But you can't tell your parents.  What can they do?  They already worry about you.  You can't tell your friends.  They know you are "crazy" in the fun sort of way.  What if they knew that you really are crazy?  Would they still be your friend?  So you just don't call them for a while.  You pick fights and end friendships over something silly.  That way you don't have to lose them because they found out your secret.  You may even try to "give it all to God."  But the voices in your head, the rationality that you don't realize isn't rational won't let you.  You can't really even tell your Doctor.  As soon as they write that depression or bi-polar diagnosis in your chart, you lose everything.  Everyone will know.  Insurance will red-flag you.  It costs more to treat a diabetic in their lifetime than it will cost to treat you and get you on medication that will work well long term.  But they limit mental illness coverage.  Because, you know.  It is a different kind of sick.  A different kind of illness.    

Depression doesn't go away just because you talk about it. You can't "talk it out."  It doesn't go away when you try to ignore it.  It isn't something you can just "get over" or "get through."  It isn't something you can really ever understand.  Even when it is you that it is happening to.  

Suicide?  How can you even think about that?  It isn't rational.  You know.  It sure seems like an option though.  Maybe your only option.

“The so-called ‘psychotically depressed’ person who tries to kill herself doesn't do so out of quote ‘hopelessness’ or any abstract conviction that life’s assets and debits do not square. And surely not because death seems suddenly appealing. The person in whom Its invisible agony reaches a certain unendurable level will kill herself the same way a trapped person will eventually jump from the window of a burning high-rise. Make no mistake about people who leap from burning windows. Their terror of falling from a great height is still just as great as it would be for you or me standing speculatively at the same window just checking out the view; i.e. the fear of falling remains a constant. The variable here is the other terror, the fire’s flames: when the flames get close enough, falling to death becomes the slightly less terrible of two terrors. It’s not desiring the fall; it’s terror of the flames. And yet nobody down on the sidewalk, looking up and yelling ‘Don’t!’ and ‘Hang on!’, can understand the jump. Not really. You’d have to have personally been trapped and felt flames to really understand a terror way beyond falling.”   ― David Foster Wallace

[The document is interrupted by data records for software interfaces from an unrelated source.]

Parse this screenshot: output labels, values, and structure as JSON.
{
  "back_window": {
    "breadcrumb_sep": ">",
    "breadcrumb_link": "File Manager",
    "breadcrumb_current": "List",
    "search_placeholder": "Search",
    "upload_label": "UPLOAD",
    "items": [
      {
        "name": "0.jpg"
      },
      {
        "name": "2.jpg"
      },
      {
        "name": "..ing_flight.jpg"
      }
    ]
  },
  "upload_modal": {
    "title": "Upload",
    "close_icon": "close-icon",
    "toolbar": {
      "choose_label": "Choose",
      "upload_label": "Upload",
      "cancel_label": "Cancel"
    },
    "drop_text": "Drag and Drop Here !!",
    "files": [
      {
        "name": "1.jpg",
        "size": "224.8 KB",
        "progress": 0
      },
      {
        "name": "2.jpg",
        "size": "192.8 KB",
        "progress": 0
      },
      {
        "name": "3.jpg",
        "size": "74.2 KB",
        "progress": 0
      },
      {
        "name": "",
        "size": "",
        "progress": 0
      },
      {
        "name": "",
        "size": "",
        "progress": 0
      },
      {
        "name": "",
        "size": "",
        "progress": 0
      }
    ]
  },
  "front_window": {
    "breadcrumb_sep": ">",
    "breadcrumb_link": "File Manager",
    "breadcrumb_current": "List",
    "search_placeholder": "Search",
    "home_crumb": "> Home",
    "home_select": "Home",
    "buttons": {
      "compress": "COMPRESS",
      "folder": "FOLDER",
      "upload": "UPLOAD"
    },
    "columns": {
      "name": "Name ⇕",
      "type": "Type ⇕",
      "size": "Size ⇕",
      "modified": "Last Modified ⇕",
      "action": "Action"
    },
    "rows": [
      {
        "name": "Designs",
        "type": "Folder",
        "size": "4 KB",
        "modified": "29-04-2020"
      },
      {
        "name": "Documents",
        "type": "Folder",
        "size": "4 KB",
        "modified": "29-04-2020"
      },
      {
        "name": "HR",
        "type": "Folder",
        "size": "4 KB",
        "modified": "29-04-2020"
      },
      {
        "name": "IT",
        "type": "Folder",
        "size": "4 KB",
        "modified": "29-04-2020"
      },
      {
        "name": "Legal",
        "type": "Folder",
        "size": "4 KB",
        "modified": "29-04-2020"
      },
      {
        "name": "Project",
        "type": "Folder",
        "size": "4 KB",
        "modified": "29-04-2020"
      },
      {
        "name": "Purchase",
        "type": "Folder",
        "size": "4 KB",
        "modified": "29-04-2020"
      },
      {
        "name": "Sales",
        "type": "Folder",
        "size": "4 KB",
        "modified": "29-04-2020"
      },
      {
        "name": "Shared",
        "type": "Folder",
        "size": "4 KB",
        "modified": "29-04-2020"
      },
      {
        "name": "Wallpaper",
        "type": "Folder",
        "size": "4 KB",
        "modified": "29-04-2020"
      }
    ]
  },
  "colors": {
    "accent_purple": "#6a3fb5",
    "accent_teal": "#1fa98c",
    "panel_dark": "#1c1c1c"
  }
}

If you have never been there you truly never imagine what it might feel like. I hope you never know what it feels like.  But someone near to you does.  Someone you care about.  They can't reach out though.  They can't tell you.  They can't tell anyone.  You have to watch out for it.  And when they tell you everything is OK. and "Don't worry, I'll be fine."  They are lying.  Keep a closer eye on them.  Ask around.  If more than a few of you are worried.  It is probably not OK.  It probably needs attention.  Help them.  They can't help themselves.

Get them to a Dr.  Call and make the appointment if you have to.  Take them to the Dr.  They will tell  you they will go on their own.  They won't.  They will probably not even call.  But they HAVE to go.  Medical intervention is the only way to fix this.  It is the only way that they will be OK.  Modern medicine has wonderful options to keep the people that were the "crazy people" of the 1940's out of the institutions now.  Modern pharmaceuticals are why we no longer need the institutions for the crazy people.  Doctors can't fix it all together.  But they can make it manageable.  But you HAVE to help them get the help.

Help them before the flames trap them against the ledge.

No comments: